Commonwealth Avenue (Canberra)
|This article does not cite any references (sources). (December 2009)|
Australian Capital Territory
|Commonwealth Avenue, from Capital Hill|
|Length||2.26 km (1.4 mi)|
|Highways in Australia
National Highway • Freeways in Australia
Road infrastructure in Canberra
The first Commonwealth Avenue Bridge was constructed in 1928. It replaced a ford across the Molonglo River.

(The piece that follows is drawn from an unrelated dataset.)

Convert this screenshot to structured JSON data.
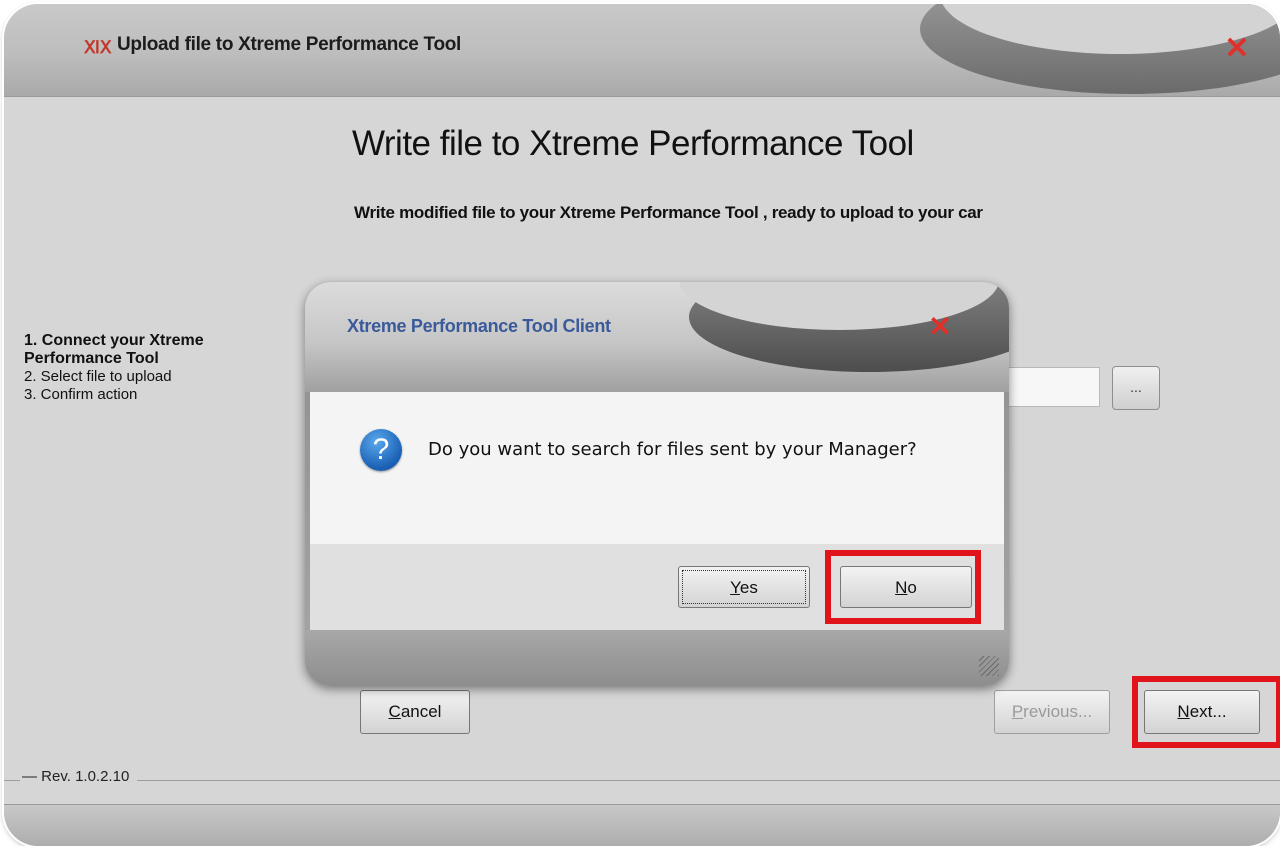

The road is six lanes wide with a wide median down the middle. It crosses Lake Burley Griffin over the Commonwealth Bridge. It is connected with Parkes Way by freeway style on-ramps. Along its length on the northern side are the Roman Catholic Archbishop's residence and Commonwealth Park. On the south side of the lake the road is lined with large trees and is bounded by the suburb of Parkes on the east and Yarralumla on the west. Significant sites along this stretch include the Albert Hall, the Hotel Canberra (Hyatt) and the High Commissions of the United Kingdom, New Zealand and Canada.
Upon reaching Capital Hill, the road turns into Capital Circle which circles around Parliament House before connecting with Adelaide Avenue which connects it with Woden Valley. There is a ramp at the end of Commonwealth Avenue which allows access to Parliament House.
Between the spans on the southern side are two granite stones from the 1817 Waterloo Bridge across the River Thames in London. These were presented to Australia after the 1817 bridge was demolished in the 1940s and replaced by a modern structure. A plaque reads, in part, "Stones such as these from the bridge were presented to Australia and other parts of the British world to further historic links in the British Commonwealth of Nations."
Commonwealth Avenue crossing Lake Burley Griffin at Commonwealth Avenue Bridge.
The British High Commission building on Commonwealth Avenue
|Wikimedia Commons has media related to Commonwealth Avenue, Canberra.|
|This article relating to the city of Canberra or the Australian Capital Territory is a stub. You can help Wikipedia by expanding it.|
|This Australian road or road transport-related article is a stub. You can help Wikipedia by expanding it.|